Work out how many lines in the entries contain the string "십일조헌금", and give nothing but that number.
** Opening Extracted information block **
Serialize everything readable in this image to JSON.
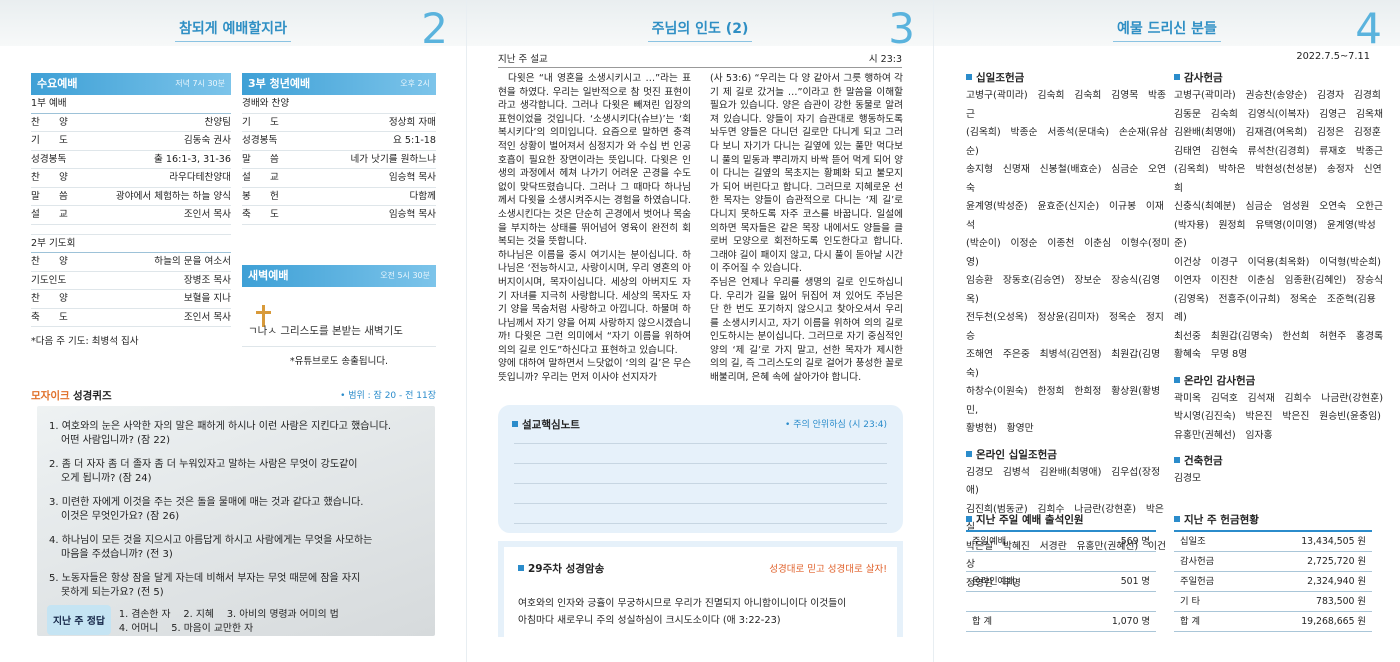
{
  "p2": {
    "title": "참되게 예배할지라",
    "num": "2",
    "wed": {
      "title": "수요예배",
      "time": "저녁 7시 30분",
      "g1": "1부 예배",
      "rows1": [
        [
          "찬　　양",
          "찬양팀"
        ],
        [
          "기　　도",
          "김동숙 권사"
        ],
        [
          "성경봉독",
          "출 16:1-3, 31-36"
        ],
        [
          "찬　　양",
          "라우다테찬양대"
        ],
        [
          "말　　씀",
          "광야에서 체험하는 하늘 양식"
        ],
        [
          "설　　교",
          "조인서 목사"
        ]
      ],
      "g2": "2부 기도회",
      "rows2": [
        [
          "찬　　양",
          "하늘의 문을 여소서"
        ],
        [
          "기도인도",
          "장병조 목사"
        ],
        [
          "찬　　양",
          "보혈을 지나"
        ],
        [
          "축　　도",
          "조인서 목사"
        ]
      ],
      "note": "*다음 주 기도: 최병석 집사"
    },
    "youth": {
      "title": "3부 청년예배",
      "time": "오후 2시",
      "rows": [
        [
          "경배와 찬양",
          ""
        ],
        [
          "기　　도",
          "정상희 자매"
        ],
        [
          "성경봉독",
          "요 5:1-18"
        ],
        [
          "말　　씀",
          "네가 낫기를 원하느냐"
        ],
        [
          "설　　교",
          "임승혁 목사"
        ],
        [
          "봉　　헌",
          "다함께"
        ],
        [
          "축　　도",
          "임승혁 목사"
        ]
      ]
    },
    "dawn": {
      "title": "새벽예배",
      "time": "오전 5시 30분",
      "logo_text": "ㄱ나ㅅ 그리스도를 본받는 새벽기도",
      "note": "*유튜브로도 송출됩니다."
    },
    "quiz": {
      "brand": "모자이크",
      "title": "성경퀴즈",
      "range": "• 범위 : 잠 20 - 전 11장",
      "items": [
        "1. 여호와의 눈은 사악한 자의 말은 패하게 하시나 이런 사람은 지킨다고 했습니다.",
        "어떤 사람입니까? (잠 22)",
        "2. 좀 더 자자 좀 더 졸자 좀 더 누워있자고 말하는 사람은 무엇이 강도같이",
        "오게 됩니까? (잠 24)",
        "3. 미련한 자에게 이것을 주는 것은 돌을 물매에 매는 것과 같다고 했습니다.",
        "이것은 무엇인가요? (잠 26)",
        "4. 하나님이 모든 것을 지으시고 아름답게 하시고 사람에게는 무엇을 사모하는",
        "마음을 주셨습니까? (전 3)",
        "5. 노동자들은 항상 잠을 달게 자는데 비해서 부자는 무엇 때문에 잠을 자지",
        "못하게 되는가요? (전 5)"
      ],
      "ans_label": "지난 주 정답",
      "ans_line1": "1. 겸손한 자　 2. 지혜　 3. 아비의 명령과 어미의 법",
      "ans_line2": "4. 어머니　 5. 마음이 교만한 자"
    }
  },
  "p3": {
    "title": "주님의 인도 (2)",
    "num": "3",
    "label": "지난 주 설교",
    "ref": "시 23:3",
    "col1": "다윗은 “내 영혼을 소생시키시고 …”라는 표현을 하였다. 우리는 일반적으로 참 멋진 표현이라고 생각합니다. 그러나 다윗은 빼져린 입장의 표현이었을 것입니다. ‘소생시키다(슈브)’는 ‘회복시키다’의 의미입니다. 요즘으로 말하면 충격적인 상황이 벌어져서 심정지가 와 수십 번 인공호흡이 필요한 장면이라는 뜻입니다. 다윗은 인생의 과정에서 헤쳐 나가기 어려운 곤경을 수도 없이 맞닥뜨렸습니다. 그러나 그 때마다 하나님께서 다윗을 소생시켜주시는 경험을 하였습니다. 소생시킨다는 것은 단순히 곤경에서 벗어나 목숨을 부지하는 상태를 뛰어넘어 영육이 완전히 회복되는 것을 뜻합니다.\n하나님은 이름을 중시 여기시는 분이십니다. 하나님은 ‘전능하시고, 사랑이시며, 우리 영혼의 아버지이시며, 목자이십니다. 세상의 아버지도 자기 자녀를 지극히 사랑합니다. 세상의 목자도 자기 양을 목숨처럼 사랑하고 아낍니다. 하물며 하나님께서 자기 양을 어찌 사랑하지 않으시겠습니까! 다윗은 그런 의미에서 “자기 이름을 위하여 의의 길로 인도”하신다고 표현하고 있습니다.\n양에 대하여 말하면서 느닷없이 ‘의의 길’은 무슨 뜻입니까? 우리는 먼저 이사야 선지자가",
    "col2": "(사 53:6) “우리는 다 양 같아서 그릇 행하여 각기 제 길로 갔거늘 …”이라고 한 말씀을 이해할 필요가 있습니다. 양은 습관이 강한 동물로 알려져 있습니다. 양들이 자기 습관대로 행동하도록 놔두면 양들은 다니던 길로만 다니게 되고 그러다 보니 자기가 다니는 길옆에 있는 풀만 먹다보니 풀의 밑동과 뿌리까지 바싹 뜯어 먹게 되어 양이 다니는 길옆의 목초지는 황폐화 되고 불모지가 되어 버린다고 합니다. 그러므로 지혜로운 선한 목자는 양들이 습관적으로 다니는 ‘제 길’로 다니지 못하도록 자주 코스를 바꿉니다. 일설에 의하면 목자들은 같은 목장 내에서도 양들을 클로버 모양으로 회전하도록 인도한다고 합니다. 그래야 길이 패이지 않고, 다시 풀이 돋아날 시간이 주어질 수 있습니다.\n주님은 언제나 우리를 생명의 길로 인도하십니다. 우리가 길을 잃어 뒤집어 져 있어도 주님은 단 한 번도 포기하지 않으시고 찾아오셔서 우리를 소생시키시고, 자기 이름을 위하여 의의 길로 인도하시는 분이십니다. 그러므로 자기 중심적인 양의 ‘제 길’로 가지 말고, 선한 목자가 제시한 의의 길, 즉 그리스도의 길로 걸어가 풍성한 꼴로 배불리며, 은혜 속에 살아가야 합니다.",
    "note_title": "설교핵심노트",
    "note_ref": "• 주의 안위하심 (시 23:4)",
    "verse_title": "29주차 성경암송",
    "verse_slogan": "성경대로 믿고 성경대로 살자!",
    "verse1": "여호와의 인자와 긍휼이 무궁하시므로 우리가 진멸되지 아니함이니이다 이것들이",
    "verse2": "아침마다 새로우니 주의 성실하심이 크시도소이다 (애 3:22-23)"
  },
  "p4": {
    "title": "예물 드리신 분들",
    "num": "4",
    "date": "2022.7.5~7.11",
    "tithe_h": "십일조헌금",
    "tithe": "고병구(곽미라)　김숙희　김숙희　김영목　박종근\n(김옥희)　박종순　서종석(문대숙)　손순재(유삼순)\n송지형　신명재　신봉철(배효순)　심금순　오연숙\n윤계영(박성준)　윤효준(신지순)　이규봉　이재석\n(박순이)　이정순　이종천　이춘심　이형수(정미영)\n임승환　장동호(김승연)　장보순　장승식(김영옥)\n전두천(오성옥)　정상윤(김미자)　정옥순　정지승\n조해연　주은중　최병석(김연점)　최원갑(김명숙)\n하창수(이원숙)　한정희　한희정　황상원(황병민,\n황병현)　황영만",
    "online_tithe_h": "온라인 십일조헌금",
    "online_tithe": "김경모　김병석　김완배(최명애)　김우섭(장정애)\n김진희(범동균)　김희수　나금란(강현훈)　박은실\n박은실　박혜진　서경란　유홍만(권혜선)　이건상\n정영란　무명",
    "thanks_h": "감사헌금",
    "thanks": "고병구(곽미라)　권승찬(송양순)　김경자　김경희\n김동문　김숙희　김영식(이복자)　김영근　김옥채\n김완배(최명애)　김재겸(여옥희)　김정은　김정훈\n김태연　김현숙　류석찬(김경희)　류재호　박종근\n(김옥희)　박하은　박현성(천성분)　송정자　신연희\n신충식(최예분)　심금순　엄성원　오연숙　오한근\n(박자용)　원정희　유택영(이미영)　윤계영(박성준)\n이건상　이경구　이덕용(최옥화)　이덕형(박순희)\n이연자　이진찬　이춘심　임종환(김혜인)　장승식\n(김영옥)　전흥주(이규희)　정옥순　조준혁(김용례)\n최선중　최원갑(김명숙)　한선희　허현주　홍경록\n황혜숙　무명 8명",
    "online_thanks_h": "온라인 감사헌금",
    "online_thanks": "곽미옥　김덕호　김석재　김희수　나금란(강현훈)\n박시영(김진숙)　박은진　박은진　원승빈(윤충임)\n유홍만(권혜선)　임자홍",
    "build_h": "건축헌금",
    "build": "김경모",
    "att_h": "지난 주일 예배 출석인원",
    "att": [
      [
        "주일예배",
        "569 명"
      ],
      [
        "",
        ""
      ],
      [
        "온라인예배",
        "501 명"
      ],
      [
        "",
        ""
      ],
      [
        "합 계",
        "1,070 명"
      ]
    ],
    "off_h": "지난 주 헌금현황",
    "off": [
      [
        "십일조",
        "13,434,505 원"
      ],
      [
        "감사헌금",
        "2,725,720 원"
      ],
      [
        "주일헌금",
        "2,324,940 원"
      ],
      [
        "기 타",
        "783,500 원"
      ],
      [
        "합 계",
        "19,268,665 원"
      ]
    ]
  },
  "colors": {
    "accent": "#3ea0d6",
    "title": "#2f8fc4",
    "number": "#5ab3dd",
    "panel": "#e6f1fa"
  }
}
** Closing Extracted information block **
Your response
2